Down Payment required to buy a Home
The down payment is the part of a purchase price that you pay upfront. It can be the payment for a car, housing, or any other commodity. Our focus here, however, is a house.
When you apply for a mortgage to buy a house, the down payment is your initial input towards the purchase which also represents your initial ownership stake in the home. The rest of the money to buy the property is usually supplied by the lender. The down payment you pay affects the kind of mortgages you generally qualify for as well as the terms and conditions. But not only that, but it also affects your lifestyle as it determines your monthly mortgage payments and how much money you have for other expenses.
Generally, a lesser down payment means you pay more in fees and interest over the loan’s lifetime while a higher down payment qualifies you for lower fees and interest.
A larger down payment also gives a lower loan-to-value ratio (LTV), improving your chances of further loans with other lenders. This also helps you avoid some fees such as Private Mortgage Insurance.
A buyer with a larger down payment is seen as more reliable and therefore is out in a better space with sellers. Lenders usually require a down payment for most mortgages except loans like the USDA and VA loans.
20% Down payment for a home loan
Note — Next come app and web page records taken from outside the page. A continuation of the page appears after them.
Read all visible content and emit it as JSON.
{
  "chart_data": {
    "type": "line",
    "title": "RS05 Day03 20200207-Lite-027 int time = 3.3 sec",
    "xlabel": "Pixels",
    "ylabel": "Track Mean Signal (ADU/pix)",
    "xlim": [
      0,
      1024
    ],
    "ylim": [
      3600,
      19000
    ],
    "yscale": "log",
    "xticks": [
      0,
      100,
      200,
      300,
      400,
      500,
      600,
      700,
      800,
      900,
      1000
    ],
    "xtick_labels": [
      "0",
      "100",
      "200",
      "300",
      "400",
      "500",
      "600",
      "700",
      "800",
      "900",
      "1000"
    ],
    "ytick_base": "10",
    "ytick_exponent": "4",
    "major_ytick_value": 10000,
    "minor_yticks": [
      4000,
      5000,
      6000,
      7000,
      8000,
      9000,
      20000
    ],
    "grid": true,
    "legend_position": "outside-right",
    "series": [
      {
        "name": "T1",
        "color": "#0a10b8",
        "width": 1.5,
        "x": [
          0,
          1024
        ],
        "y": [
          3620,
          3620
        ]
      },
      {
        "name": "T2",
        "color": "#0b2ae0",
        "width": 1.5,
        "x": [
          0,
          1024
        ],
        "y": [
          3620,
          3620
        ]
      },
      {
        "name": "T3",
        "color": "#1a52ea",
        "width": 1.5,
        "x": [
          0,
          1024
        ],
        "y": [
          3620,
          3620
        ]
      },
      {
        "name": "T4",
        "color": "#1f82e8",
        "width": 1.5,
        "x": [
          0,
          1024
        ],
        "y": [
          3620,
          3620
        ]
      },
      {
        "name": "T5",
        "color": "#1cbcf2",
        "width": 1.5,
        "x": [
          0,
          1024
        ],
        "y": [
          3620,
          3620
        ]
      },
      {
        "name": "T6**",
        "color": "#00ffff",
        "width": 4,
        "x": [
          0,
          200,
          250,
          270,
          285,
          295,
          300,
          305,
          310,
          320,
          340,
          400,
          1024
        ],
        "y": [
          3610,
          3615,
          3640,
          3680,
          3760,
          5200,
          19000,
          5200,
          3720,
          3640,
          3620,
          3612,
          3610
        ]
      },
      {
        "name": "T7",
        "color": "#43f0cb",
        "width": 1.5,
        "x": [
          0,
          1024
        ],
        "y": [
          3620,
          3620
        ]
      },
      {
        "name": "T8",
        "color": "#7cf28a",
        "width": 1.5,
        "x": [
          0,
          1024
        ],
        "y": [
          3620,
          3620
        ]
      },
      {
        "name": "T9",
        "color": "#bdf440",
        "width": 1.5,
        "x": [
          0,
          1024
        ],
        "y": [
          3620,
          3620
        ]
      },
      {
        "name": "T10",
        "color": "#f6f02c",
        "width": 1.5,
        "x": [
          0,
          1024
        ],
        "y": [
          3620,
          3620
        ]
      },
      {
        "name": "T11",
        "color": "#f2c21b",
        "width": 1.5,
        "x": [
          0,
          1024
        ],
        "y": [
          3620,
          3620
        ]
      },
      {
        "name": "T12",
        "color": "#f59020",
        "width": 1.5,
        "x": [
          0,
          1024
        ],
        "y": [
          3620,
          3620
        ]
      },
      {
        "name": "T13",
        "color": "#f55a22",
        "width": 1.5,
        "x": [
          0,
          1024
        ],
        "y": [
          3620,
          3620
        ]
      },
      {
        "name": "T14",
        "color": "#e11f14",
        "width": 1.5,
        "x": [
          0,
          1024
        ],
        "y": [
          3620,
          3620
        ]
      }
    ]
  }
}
Putting a minimum of 20 percent down payment will increase your chances of getting approved for a mortgage at a fair rate. However, the minimum down payment for a home depends on the type of mortgage. For instance, FHA loans require only as little as 3.5% down as they are backed by the Federal Housing Administration.
The minimum down payments may also vary by lender and the borrower’s credit history. For instance, the minimum down payment requirement for an FHA loan being 3.5% is mainly for lenders with a credit score of 580 or higher, while lenders with a credit score of 500 to 579 have a 10% minimum down payment.
A low-down-payment may speed up your homeownership but there are certainly benefits to having a higher down payment. A lower down payment signals a risk to the lender and so the interest over the loan is higher, compared to a larger down payment. Therefore, a larger down payment affords a borrower lower ongoing fees and a lower monthly mortgage payment.